The research team modelled the breathing frequency in a laboratory and found that low breathing frequency increases the time of residence of the virus and, therefore, it increases chances of deposition and consequently the infection.
Also, the multiscale lung structure has a significant effect on a person’s susceptibility to Covid-19.
The research was led by Prof. Mahesh Panchagnula, department of applied mechanics, IIT Madras, with his research scholars Arnab Kumar Mallik and Soumalya Mukherjee.
The findings of this study were published in the international journal ‘Physics of Fluids’.
“Covid-19 has opened a gap in our understanding of deep pulmonological systemic diseases. Our study unravels the mystery behind how particles are transported and deposited in the deep lung. The study demonstrates the physical process by which aerosol particles are transported into the deep generations of the lung,” said Panchagnula, while elaborating on the need for such research.

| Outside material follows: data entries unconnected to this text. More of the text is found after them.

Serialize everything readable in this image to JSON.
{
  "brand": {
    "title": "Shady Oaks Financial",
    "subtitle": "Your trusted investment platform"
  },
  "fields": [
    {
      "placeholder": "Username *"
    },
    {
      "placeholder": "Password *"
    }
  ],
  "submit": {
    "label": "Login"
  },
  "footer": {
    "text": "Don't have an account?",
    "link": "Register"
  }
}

In their research, the team reported that holding the breath and having low breathing rate can increase chances of virus deposition in the lungs.
“The study was conducted to pave the way for developing better therapies and drugs for respiratory infections. Previous work from the group has also highlighted the significant variability in aerosol uptake from individual to individual, suggesting a reason why some people are more susceptible to airborne diseases than others,” the institute said in a statement.

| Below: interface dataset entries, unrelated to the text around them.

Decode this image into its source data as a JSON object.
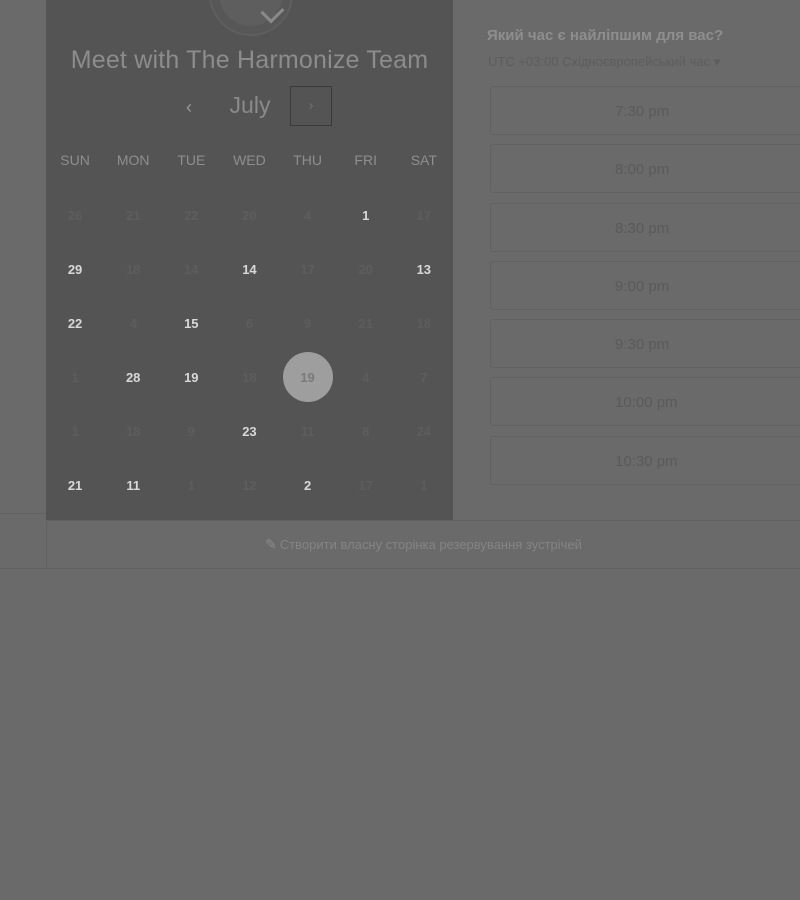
{
  "calendar": {
    "team_title": "Meet with The Harmonize Team",
    "month": "July",
    "prev_icon": "‹",
    "next_icon": "›",
    "weekdays": [
      "SUN",
      "MON",
      "TUE",
      "WED",
      "THU",
      "FRI",
      "SAT"
    ],
    "days": [
      {
        "label": "26",
        "available": false
      },
      {
        "label": "21",
        "available": false
      },
      {
        "label": "22",
        "available": false
      },
      {
        "label": "20",
        "available": false
      },
      {
        "label": "4",
        "available": false
      },
      {
        "label": "1",
        "available": true
      },
      {
        "label": "17",
        "available": false
      },
      {
        "label": "29",
        "available": true
      },
      {
        "label": "18",
        "available": false
      },
      {
        "label": "14",
        "available": false
      },
      {
        "label": "14",
        "available": true
      },
      {
        "label": "17",
        "available": false
      },
      {
        "label": "20",
        "available": false
      },
      {
        "label": "13",
        "available": true
      },
      {
        "label": "22",
        "available": true
      },
      {
        "label": "4",
        "available": false
      },
      {
        "label": "15",
        "available": true
      },
      {
        "label": "6",
        "available": false
      },
      {
        "label": "9",
        "available": false
      },
      {
        "label": "21",
        "available": false
      },
      {
        "label": "18",
        "available": false
      },
      {
        "label": "1",
        "available": false
      },
      {
        "label": "28",
        "available": true
      },
      {
        "label": "19",
        "available": true
      },
      {
        "label": "18",
        "available": false
      },
      {
        "label": "19",
        "available": true,
        "selected": true
      },
      {
        "label": "4",
        "available": false
      },
      {
        "label": "7",
        "available": false
      },
      {
        "label": "1",
        "available": false
      },
      {
        "label": "18",
        "available": false
      },
      {
        "label": "9",
        "available": false
      },
      {
        "label": "23",
        "available": true
      },
      {
        "label": "11",
        "available": false
      },
      {
        "label": "8",
        "available": false
      },
      {
        "label": "24",
        "available": false
      },
      {
        "label": "21",
        "available": true
      },
      {
        "label": "11",
        "available": true
      },
      {
        "label": "1",
        "available": false
      },
      {
        "label": "12",
        "available": false
      },
      {
        "label": "2",
        "available": true
      },
      {
        "label": "17",
        "available": false
      },
      {
        "label": "1",
        "available": false
      }
    ]
  },
  "time_panel": {
    "heading": "Який час є найліпшим для вас?",
    "timezone": "UTC +03:00 Східноєвропейський час ▾",
    "slots": [
      "7:30 pm",
      "8:00 pm",
      "8:30 pm",
      "9:00 pm",
      "9:30 pm",
      "10:00 pm",
      "10:30 pm"
    ]
  },
  "footer": {
    "icon": "✎",
    "link_text": "Створити власну сторінка резервування зустрічей"
  },
  "colors": {
    "overlay_background": "#6a6a6a",
    "calendar_panel": "#545454",
    "selected_day": "#9e9e9e"
  }
}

Airborne infections such as Covid-19 spread immensely through sneezing and coughing as it instantly releases a large volume of tiny droplets.

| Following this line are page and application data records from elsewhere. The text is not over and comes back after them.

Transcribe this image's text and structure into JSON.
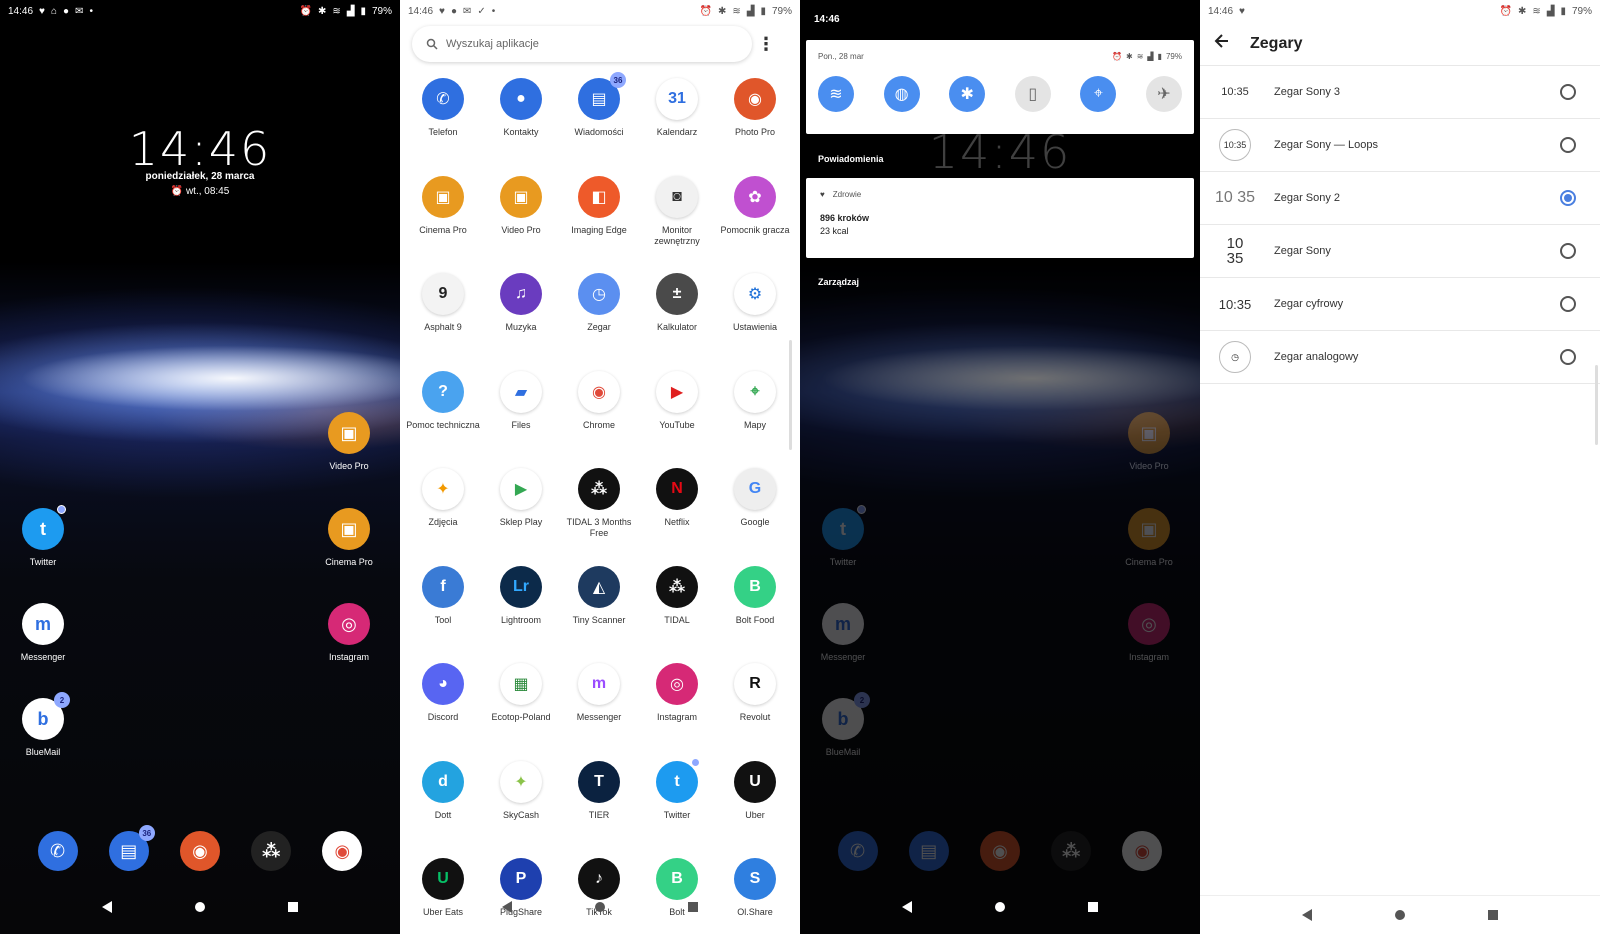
{
  "status": {
    "time": "14:46",
    "battery": "79%"
  },
  "home": {
    "clock": "14:46",
    "date": "poniedziałek, 28 marca",
    "alarm": "wt., 08:45",
    "icons": [
      {
        "label": "Video Pro",
        "color": "#e89a20",
        "glyph": "▣"
      },
      {
        "label": "Twitter",
        "color": "#1d9bf0",
        "glyph": "t"
      },
      {
        "label": "Cinema Pro",
        "color": "#e89a20",
        "glyph": "▣"
      },
      {
        "label": "Messenger",
        "color": "#ffffff",
        "glyph": "m"
      },
      {
        "label": "Instagram",
        "color": "#d62976",
        "glyph": "◎"
      },
      {
        "label": "BlueMail",
        "color": "#ffffff",
        "glyph": "b",
        "badge": "2"
      }
    ],
    "dock_badge": "36"
  },
  "drawer": {
    "search_placeholder": "Wyszukaj aplikacje",
    "apps": [
      {
        "label": "Telefon",
        "color": "#2f6fe0",
        "glyph": "✆"
      },
      {
        "label": "Kontakty",
        "color": "#2f6fe0",
        "glyph": "●"
      },
      {
        "label": "Wiadomości",
        "color": "#2f6fe0",
        "glyph": "▤",
        "badge": "36"
      },
      {
        "label": "Kalendarz",
        "color": "#ffffff",
        "glyph": "31",
        "fg": "#2f6fe0"
      },
      {
        "label": "Photo Pro",
        "color": "#e0562a",
        "glyph": "◉"
      },
      {
        "label": "Cinema Pro",
        "color": "#e89a20",
        "glyph": "▣"
      },
      {
        "label": "Video Pro",
        "color": "#e89a20",
        "glyph": "▣"
      },
      {
        "label": "Imaging Edge",
        "color": "#ee5a2a",
        "glyph": "◧"
      },
      {
        "label": "Monitor zewnętrzny",
        "color": "#f1f1f1",
        "glyph": "◙",
        "fg": "#333"
      },
      {
        "label": "Pomocnik gracza",
        "color": "#c050d0",
        "glyph": "✿"
      },
      {
        "label": "Asphalt 9",
        "color": "#f3f3f3",
        "glyph": "9",
        "fg": "#222"
      },
      {
        "label": "Muzyka",
        "color": "#6a3cbf",
        "glyph": "♫"
      },
      {
        "label": "Zegar",
        "color": "#5b8ff0",
        "glyph": "◷"
      },
      {
        "label": "Kalkulator",
        "color": "#4a4a4a",
        "glyph": "±"
      },
      {
        "label": "Ustawienia",
        "color": "#ffffff",
        "glyph": "⚙",
        "fg": "#1e70d8"
      },
      {
        "label": "Pomoc techniczna",
        "color": "#4aa3ef",
        "glyph": "?"
      },
      {
        "label": "Files",
        "color": "#ffffff",
        "glyph": "▰",
        "fg": "#2f6fe0"
      },
      {
        "label": "Chrome",
        "color": "#ffffff",
        "glyph": "◉",
        "fg": "#e04a3a"
      },
      {
        "label": "YouTube",
        "color": "#ffffff",
        "glyph": "▶",
        "fg": "#e02020"
      },
      {
        "label": "Mapy",
        "color": "#ffffff",
        "glyph": "⌖",
        "fg": "#34a853"
      },
      {
        "label": "Zdjęcia",
        "color": "#ffffff",
        "glyph": "✦",
        "fg": "#f29900"
      },
      {
        "label": "Sklep Play",
        "color": "#ffffff",
        "glyph": "▶",
        "fg": "#34a853"
      },
      {
        "label": "TIDAL 3 Months Free",
        "color": "#111111",
        "glyph": "⁂"
      },
      {
        "label": "Netflix",
        "color": "#111111",
        "glyph": "N",
        "fg": "#e50914"
      },
      {
        "label": "Google",
        "color": "#eeeeee",
        "glyph": "G",
        "fg": "#4285f4"
      },
      {
        "label": "Tool",
        "color": "#3a7bd5",
        "glyph": "f"
      },
      {
        "label": "Lightroom",
        "color": "#0c2a4a",
        "glyph": "Lr",
        "fg": "#31a8ff"
      },
      {
        "label": "Tiny Scanner",
        "color": "#1e3a5f",
        "glyph": "◭"
      },
      {
        "label": "TIDAL",
        "color": "#111111",
        "glyph": "⁂"
      },
      {
        "label": "Bolt Food",
        "color": "#34d186",
        "glyph": "B"
      },
      {
        "label": "Discord",
        "color": "#5865f2",
        "glyph": "◕"
      },
      {
        "label": "Ecotop-Poland",
        "color": "#ffffff",
        "glyph": "▦",
        "fg": "#2e8b3e"
      },
      {
        "label": "Messenger",
        "color": "#ffffff",
        "glyph": "m",
        "fg": "#9b4dff"
      },
      {
        "label": "Instagram",
        "color": "#d62976",
        "glyph": "◎"
      },
      {
        "label": "Revolut",
        "color": "#ffffff",
        "glyph": "R",
        "fg": "#111"
      },
      {
        "label": "Dott",
        "color": "#23a3e0",
        "glyph": "d"
      },
      {
        "label": "SkyCash",
        "color": "#ffffff",
        "glyph": "✦",
        "fg": "#8bc34a"
      },
      {
        "label": "TIER",
        "color": "#0b2240",
        "glyph": "T"
      },
      {
        "label": "Twitter",
        "color": "#1d9bf0",
        "glyph": "t",
        "dot": true
      },
      {
        "label": "Uber",
        "color": "#111111",
        "glyph": "U"
      },
      {
        "label": "Uber Eats",
        "color": "#111111",
        "glyph": "U",
        "fg": "#06c167"
      },
      {
        "label": "PlugShare",
        "color": "#1e40af",
        "glyph": "P"
      },
      {
        "label": "TikTok",
        "color": "#111111",
        "glyph": "♪"
      },
      {
        "label": "Bolt",
        "color": "#34d186",
        "glyph": "B"
      },
      {
        "label": "Ol.Share",
        "color": "#2f7fe0",
        "glyph": "S"
      }
    ]
  },
  "shade": {
    "time": "14:46",
    "date": "Pon., 28 mar",
    "battery": "79%",
    "notifications_header": "Powiadomienia",
    "notification": {
      "app": "Zdrowie",
      "title": "896 kroków",
      "sub": "23 kcal"
    },
    "manage": "Zarządzaj",
    "ghost_labels": [
      "Video Pro",
      "Twitter",
      "Cinema Pro",
      "Messenger",
      "Instagram",
      "BlueMail"
    ]
  },
  "settings": {
    "title": "Zegary",
    "battery": "79%",
    "clocks": [
      {
        "preview": "10:35",
        "name": "Zegar Sony 3",
        "selected": false
      },
      {
        "preview": "10:35",
        "name": "Zegar Sony — Loops",
        "selected": false
      },
      {
        "preview": "10 35",
        "name": "Zegar Sony 2",
        "selected": true
      },
      {
        "preview": "10\n35",
        "name": "Zegar Sony",
        "selected": false
      },
      {
        "preview": "10:35",
        "name": "Zegar cyfrowy",
        "selected": false
      },
      {
        "preview": "◷",
        "name": "Zegar analogowy",
        "selected": false
      }
    ]
  }
}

The team imitated the droplet dynamics in the lung by studying the movement of droplets in the small capillaries which were of similar diameter to bronchioles. They took water mixed with fluorescent particles and generated aerosols from this liquid using a nebulizer. These fluorescent aerosols were used to track the movement and deposition of particles in the capillaries.
The researchers studied the movement of the fluorescent aerosol particles in capillaries of size ranging from 0.3 to 2 millimetres which covers the range of bronchiole diameters. They found that the deposition is inversely proportional to the aspect ratio of capillaries, which suggests that the droplets are likely to deposit in longer bronchioles.
The scientists also studied how the ‘Reynolds Number,’ a parameter that quantifies the nature of flow – steady or turbulent, determines the deposition in the capillaries. They found that when the flow of aerosol movement is steady then the particles deposit via the process of diffusion, however, if the flow is turbulent then the particles deposit via the process of impaction.
“In future, the team intends to continue this work to understand how the virus-laden droplets are transported into lungs as the process by which the virus is transported from the nasal cavity to the deep lung is still unknown. An understanding of the physics of this phenomenon could be crucial in mitigating the progression of the disease,” the statement further read.